> [Your task]: Before repeating the entries below, strip out every picture and keep all else as it is.

> [Data]:
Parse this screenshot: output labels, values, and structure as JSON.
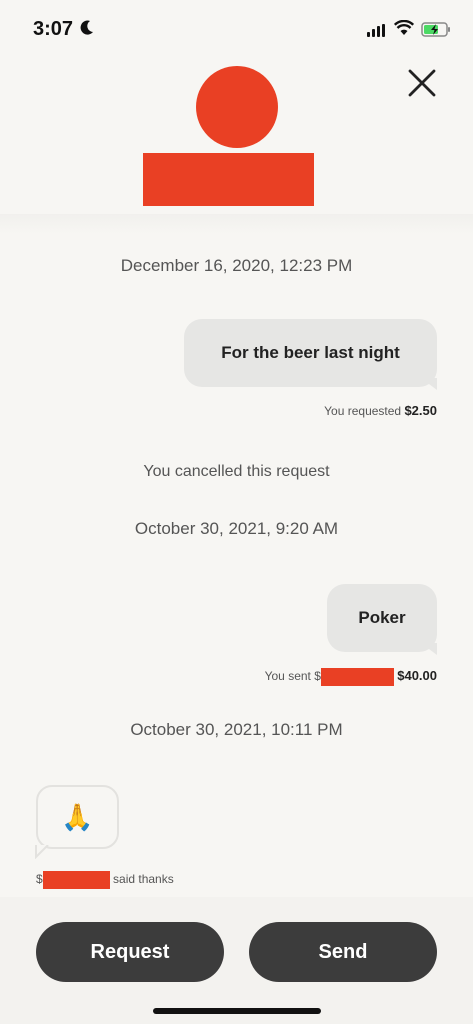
{
  "status": {
    "time": "3:07"
  },
  "thread": {
    "entries": [
      {
        "date": "December 16, 2020, 12:23 PM"
      },
      {
        "bubble": "For the beer last night",
        "meta_prefix": "You requested",
        "amount": "$2.50"
      },
      {
        "note": "You cancelled this request"
      },
      {
        "date": "October 30, 2021, 9:20 AM"
      },
      {
        "bubble": "Poker",
        "meta_prefix": "You sent $",
        "amount": "$40.00"
      },
      {
        "date": "October 30, 2021, 10:11 PM"
      },
      {
        "emoji": "🙏",
        "meta_prefix": "$",
        "meta_suffix": "said thanks"
      }
    ]
  },
  "actions": {
    "request_label": "Request",
    "send_label": "Send"
  },
  "colors": {
    "accent": "#e94024",
    "button": "#3c3c3c",
    "bubble": "#e6e6e4"
  }
}
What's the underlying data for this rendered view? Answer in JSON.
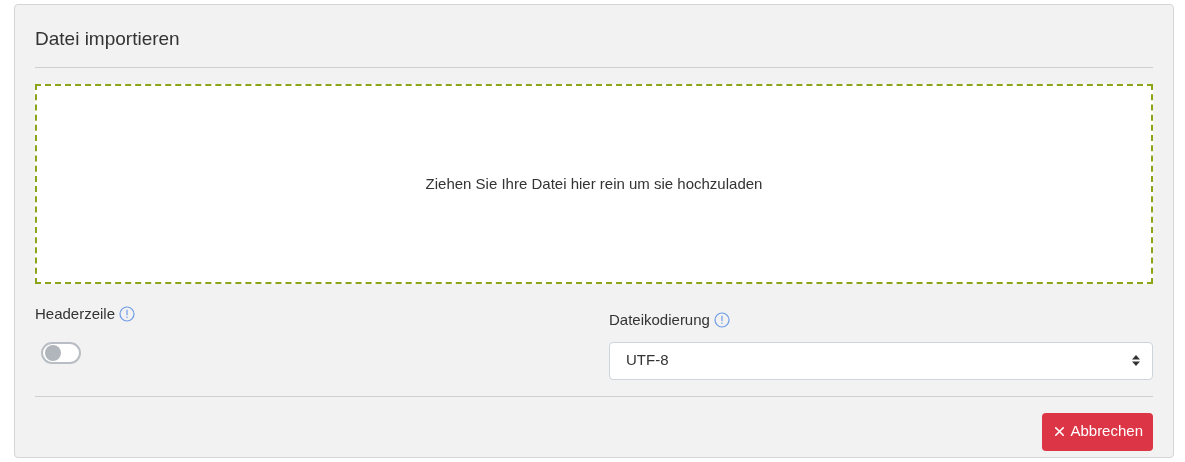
{
  "title": "Datei importieren",
  "dropzone": {
    "text": "Ziehen Sie Ihre Datei hier rein um sie hochzuladen"
  },
  "header_row": {
    "label": "Headerzeile",
    "on": false
  },
  "encoding": {
    "label": "Dateikodierung",
    "value": "UTF-8"
  },
  "buttons": [
    {
      "label": "Abbrechen",
      "kind": "cancel"
    }
  ]
}
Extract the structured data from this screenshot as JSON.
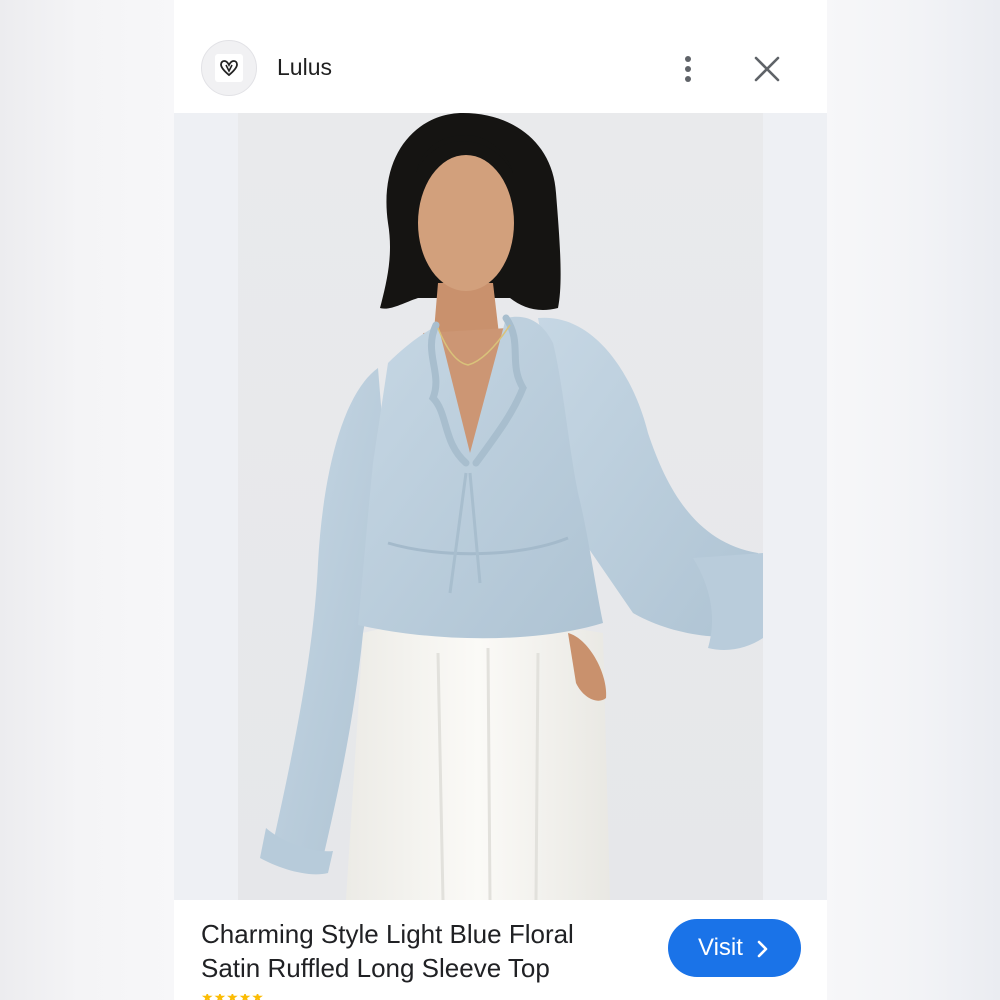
{
  "header": {
    "brand": "Lulus",
    "logo_icon": "heart-icon",
    "menu_icon": "more-vert-icon",
    "close_icon": "close-icon"
  },
  "product": {
    "title_line1": "Charming Style Light Blue Floral",
    "title_line2": "Satin Ruffled Long Sleeve Top",
    "visit_label": "Visit",
    "visit_icon": "chevron-right-icon"
  },
  "colors": {
    "accent": "#1a73e8",
    "blouse": "#bcd0df",
    "skirt": "#f5f4f0",
    "hair": "#151412"
  }
}
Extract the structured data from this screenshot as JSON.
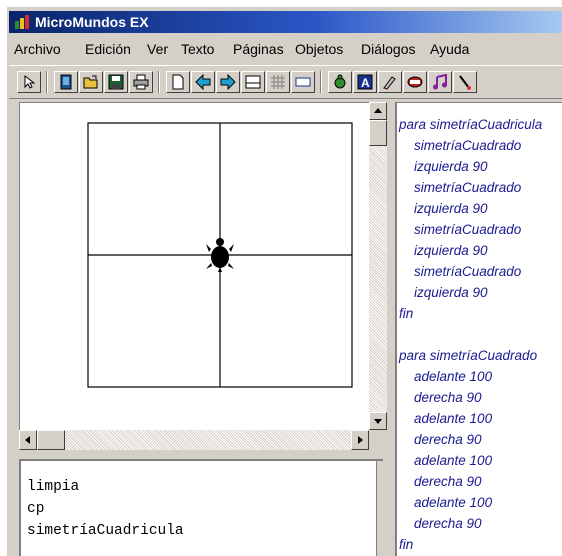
{
  "window": {
    "title": "MicroMundos EX"
  },
  "menu": [
    "Archivo",
    "Edición",
    "Ver",
    "Texto",
    "Páginas",
    "Objetos",
    "Diálogos",
    "Ayuda"
  ],
  "toolbar": {
    "buttons": [
      "pointer-icon",
      "new-page-icon",
      "open-folder-icon",
      "save-icon",
      "print-icon",
      "blank-page-icon",
      "arrow-left-icon",
      "arrow-right-icon",
      "split-view-icon",
      "grid-icon",
      "rectangle-icon",
      "turtle-icon",
      "text-box-icon",
      "paint-icon",
      "button-icon",
      "music-icon",
      "paint-brush-icon"
    ]
  },
  "procedures": {
    "lines": [
      "para simetríaCuadricula",
      "simetríaCuadrado",
      "izquierda 90",
      "simetríaCuadrado",
      "izquierda 90",
      "simetríaCuadrado",
      "izquierda 90",
      "simetríaCuadrado",
      "izquierda 90",
      "fin",
      "para simetríaCuadrado",
      "adelante 100",
      "derecha 90",
      "adelante 100",
      "derecha 90",
      "adelante 100",
      "derecha 90",
      "adelante 100",
      "derecha 90",
      "fin"
    ]
  },
  "command_center": {
    "lines": [
      "limpia",
      "cp",
      "simetríaCuadricula"
    ]
  },
  "colors": {
    "title_start": "#0a246a",
    "title_end": "#a6caf0",
    "procedure_text": "#1a1a90",
    "face": "#d4d0c8"
  }
}
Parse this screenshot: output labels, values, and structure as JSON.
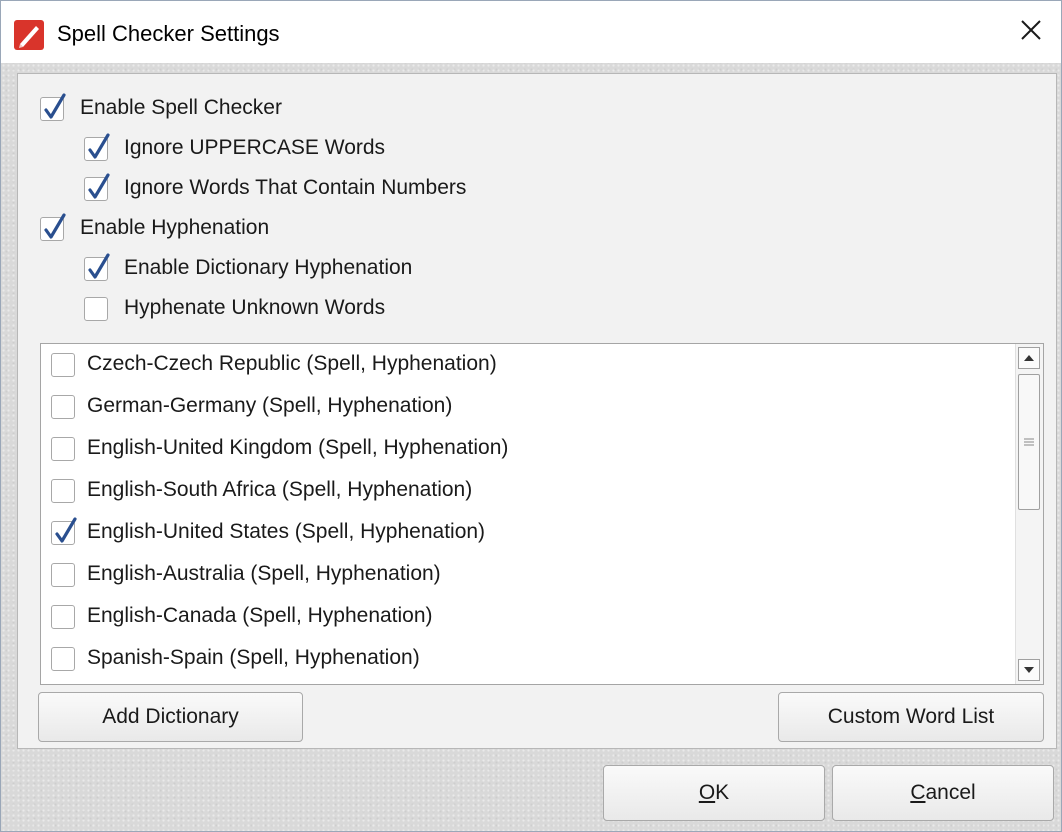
{
  "window": {
    "title": "Spell Checker Settings",
    "app_icon": "pdf-pen-icon",
    "close_icon": "close-icon"
  },
  "options": [
    {
      "label": "Enable Spell Checker",
      "checked": true
    },
    {
      "label": "Ignore UPPERCASE Words",
      "checked": true
    },
    {
      "label": "Ignore Words That Contain Numbers",
      "checked": true
    },
    {
      "label": "Enable Hyphenation",
      "checked": true
    },
    {
      "label": "Enable Dictionary Hyphenation",
      "checked": true
    },
    {
      "label": "Hyphenate Unknown Words",
      "checked": false
    }
  ],
  "languages": [
    {
      "label": "Czech-Czech Republic (Spell, Hyphenation)",
      "checked": false
    },
    {
      "label": "German-Germany (Spell, Hyphenation)",
      "checked": false
    },
    {
      "label": "English-United Kingdom (Spell, Hyphenation)",
      "checked": false
    },
    {
      "label": "English-South Africa (Spell, Hyphenation)",
      "checked": false
    },
    {
      "label": "English-United States (Spell, Hyphenation)",
      "checked": true
    },
    {
      "label": "English-Australia (Spell, Hyphenation)",
      "checked": false
    },
    {
      "label": "English-Canada (Spell, Hyphenation)",
      "checked": false
    },
    {
      "label": "Spanish-Spain (Spell, Hyphenation)",
      "checked": false
    }
  ],
  "buttons": {
    "add_dictionary": "Add Dictionary",
    "custom_word_list": "Custom Word List",
    "ok_mnemonic": "O",
    "ok_rest": "K",
    "cancel_mnemonic": "C",
    "cancel_rest": "ancel"
  },
  "colors": {
    "check_mark": "#2a4f8f",
    "icon_red": "#d9342b"
  }
}
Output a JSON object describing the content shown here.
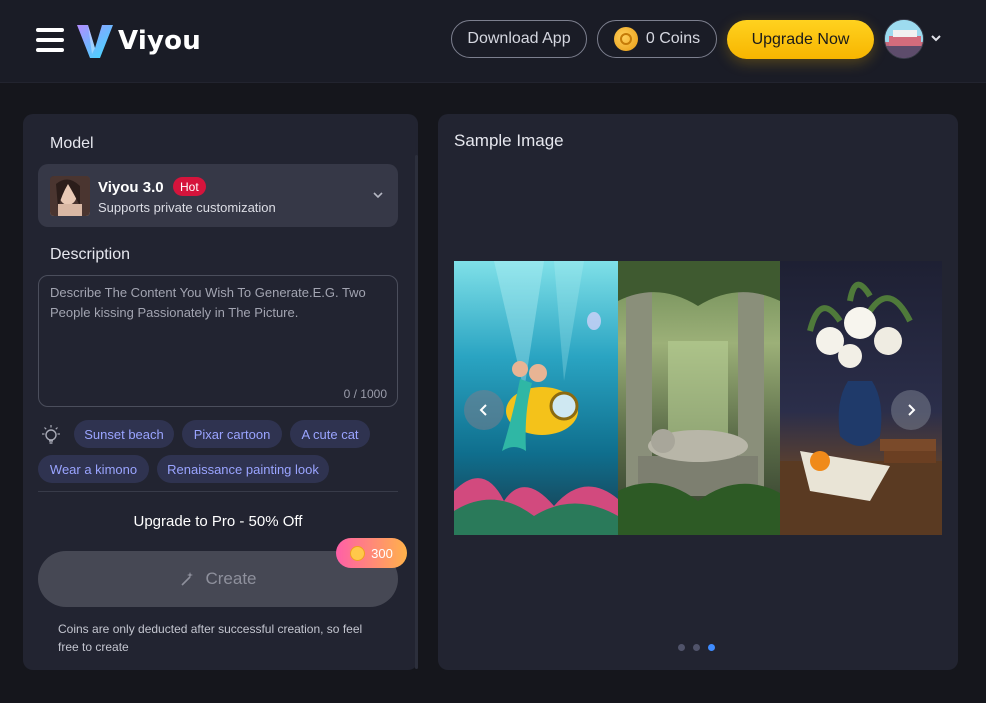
{
  "header": {
    "brand": "Viyou",
    "download_label": "Download App",
    "coins_label": "0 Coins",
    "upgrade_label": "Upgrade Now"
  },
  "sidebar_panel": {
    "model_heading": "Model",
    "model": {
      "name": "Viyou 3.0",
      "badge": "Hot",
      "subtitle": "Supports private customization"
    },
    "description_heading": "Description",
    "description": {
      "value": "",
      "placeholder": "Describe The Content You Wish To Generate.E.G. Two People kissing Passionately in The Picture.",
      "counter": "0 / 1000"
    },
    "suggestions": [
      "Sunset beach",
      "Pixar cartoon",
      "A cute cat",
      "Wear a kimono",
      "Renaissance painting look"
    ],
    "promo": "Upgrade to Pro - 50% Off",
    "create_label": "Create",
    "cost": "300",
    "note": "Coins are only deducted after successful creation, so feel free to create"
  },
  "sample": {
    "title": "Sample Image",
    "images": [
      "underwater-mermaid-submarine",
      "jungle-ruins-leopard",
      "lily-vase-still-life"
    ],
    "active_slide": 3,
    "slide_count": 3
  },
  "colors": {
    "accent_yellow": "#f7b500",
    "hot_red": "#d5143c",
    "chip_text": "#9aa4ff",
    "dot_active": "#3f8cff"
  }
}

> [Solution below]:
Parse this screenshot: output labels, values, and structure as JSON.
{
  "status": {
    "time": "3:07"
  },
  "thread": {
    "entries": [
      {
        "date": "December 16, 2020, 12:23 PM"
      },
      {
        "bubble": "For the beer last night",
        "meta_prefix": "You requested",
        "amount": "$2.50"
      },
      {
        "note": "You cancelled this request"
      },
      {
        "date": "October 30, 2021, 9:20 AM"
      },
      {
        "bubble": "Poker",
        "meta_prefix": "You sent $",
        "amount": "$40.00"
      },
      {
        "date": "October 30, 2021, 10:11 PM"
      },
      {
        "emoji": "🙏",
        "meta_prefix": "$",
        "meta_suffix": "said thanks"
      }
    ]
  },
  "actions": {
    "request_label": "Request",
    "send_label": "Send"
  },
  "colors": {
    "accent": "#e94024",
    "button": "#3c3c3c",
    "bubble": "#e6e6e4"
  }
}
What's the underlying data for this rendered view? Answer in JSON.
{
  "title": "Datei importieren",
  "dropzone": {
    "text": "Ziehen Sie Ihre Datei hier rein um sie hochzuladen"
  },
  "header_row": {
    "label": "Headerzeile",
    "on": false
  },
  "encoding": {
    "label": "Dateikodierung",
    "value": "UTF-8"
  },
  "buttons": [
    {
      "label": "Abbrechen",
      "kind": "cancel"
    }
  ]
}
Extract the structured data from this screenshot as JSON.
{
  "header": {
    "brand": "Lulus",
    "logo_icon": "heart-icon",
    "menu_icon": "more-vert-icon",
    "close_icon": "close-icon"
  },
  "product": {
    "title_line1": "Charming Style Light Blue Floral",
    "title_line2": "Satin Ruffled Long Sleeve Top",
    "visit_label": "Visit",
    "visit_icon": "chevron-right-icon"
  },
  "colors": {
    "accent": "#1a73e8",
    "blouse": "#bcd0df",
    "skirt": "#f5f4f0",
    "hair": "#151412"
  }
}
Extract the structured data from this screenshot as JSON.
{
  "window": {
    "title": "MicroMundos EX"
  },
  "menu": [
    "Archivo",
    "Edición",
    "Ver",
    "Texto",
    "Páginas",
    "Objetos",
    "Diálogos",
    "Ayuda"
  ],
  "toolbar": {
    "buttons": [
      "pointer-icon",
      "new-page-icon",
      "open-folder-icon",
      "save-icon",
      "print-icon",
      "blank-page-icon",
      "arrow-left-icon",
      "arrow-right-icon",
      "split-view-icon",
      "grid-icon",
      "rectangle-icon",
      "turtle-icon",
      "text-box-icon",
      "paint-icon",
      "button-icon",
      "music-icon",
      "paint-brush-icon"
    ]
  },
  "procedures": {
    "lines": [
      "para simetríaCuadricula",
      "simetríaCuadrado",
      "izquierda 90",
      "simetríaCuadrado",
      "izquierda 90",
      "simetríaCuadrado",
      "izquierda 90",
      "simetríaCuadrado",
      "izquierda 90",
      "fin",
      "para simetríaCuadrado",
      "adelante 100",
      "derecha 90",
      "adelante 100",
      "derecha 90",
      "adelante 100",
      "derecha 90",
      "adelante 100",
      "derecha 90",
      "fin"
    ]
  },
  "command_center": {
    "lines": [
      "limpia",
      "cp",
      "simetríaCuadricula"
    ]
  },
  "colors": {
    "title_start": "#0a246a",
    "title_end": "#a6caf0",
    "procedure_text": "#1a1a90",
    "face": "#d4d0c8"
  }
}
Parse this screenshot: output labels, values, and structure as JSON.
{
  "window": {
    "title": "Spell Checker Settings",
    "app_icon": "pdf-pen-icon",
    "close_icon": "close-icon"
  },
  "options": [
    {
      "label": "Enable Spell Checker",
      "checked": true
    },
    {
      "label": "Ignore UPPERCASE Words",
      "checked": true
    },
    {
      "label": "Ignore Words That Contain Numbers",
      "checked": true
    },
    {
      "label": "Enable Hyphenation",
      "checked": true
    },
    {
      "label": "Enable Dictionary Hyphenation",
      "checked": true
    },
    {
      "label": "Hyphenate Unknown Words",
      "checked": false
    }
  ],
  "languages": [
    {
      "label": "Czech-Czech Republic (Spell, Hyphenation)",
      "checked": false
    },
    {
      "label": "German-Germany (Spell, Hyphenation)",
      "checked": false
    },
    {
      "label": "English-United Kingdom (Spell, Hyphenation)",
      "checked": false
    },
    {
      "label": "English-South Africa (Spell, Hyphenation)",
      "checked": false
    },
    {
      "label": "English-United States (Spell, Hyphenation)",
      "checked": true
    },
    {
      "label": "English-Australia (Spell, Hyphenation)",
      "checked": false
    },
    {
      "label": "English-Canada (Spell, Hyphenation)",
      "checked": false
    },
    {
      "label": "Spanish-Spain (Spell, Hyphenation)",
      "checked": false
    }
  ],
  "buttons": {
    "add_dictionary": "Add Dictionary",
    "custom_word_list": "Custom Word List",
    "ok_mnemonic": "O",
    "ok_rest": "K",
    "cancel_mnemonic": "C",
    "cancel_rest": "ancel"
  },
  "colors": {
    "check_mark": "#2a4f8f",
    "icon_red": "#d9342b"
  }
}
Output a JSON object describing the content shown here.
{
  "header": {
    "brand": "Viyou",
    "download_label": "Download App",
    "coins_label": "0 Coins",
    "upgrade_label": "Upgrade Now"
  },
  "sidebar_panel": {
    "model_heading": "Model",
    "model": {
      "name": "Viyou 3.0",
      "badge": "Hot",
      "subtitle": "Supports private customization"
    },
    "description_heading": "Description",
    "description": {
      "value": "",
      "placeholder": "Describe The Content You Wish To Generate.E.G. Two People kissing Passionately in The Picture.",
      "counter": "0 / 1000"
    },
    "suggestions": [
      "Sunset beach",
      "Pixar cartoon",
      "A cute cat",
      "Wear a kimono",
      "Renaissance painting look"
    ],
    "promo": "Upgrade to Pro - 50% Off",
    "create_label": "Create",
    "cost": "300",
    "note": "Coins are only deducted after successful creation, so feel free to create"
  },
  "sample": {
    "title": "Sample Image",
    "images": [
      "underwater-mermaid-submarine",
      "jungle-ruins-leopard",
      "lily-vase-still-life"
    ],
    "active_slide": 3,
    "slide_count": 3
  },
  "colors": {
    "accent_yellow": "#f7b500",
    "hot_red": "#d5143c",
    "chip_text": "#9aa4ff",
    "dot_active": "#3f8cff"
  }
}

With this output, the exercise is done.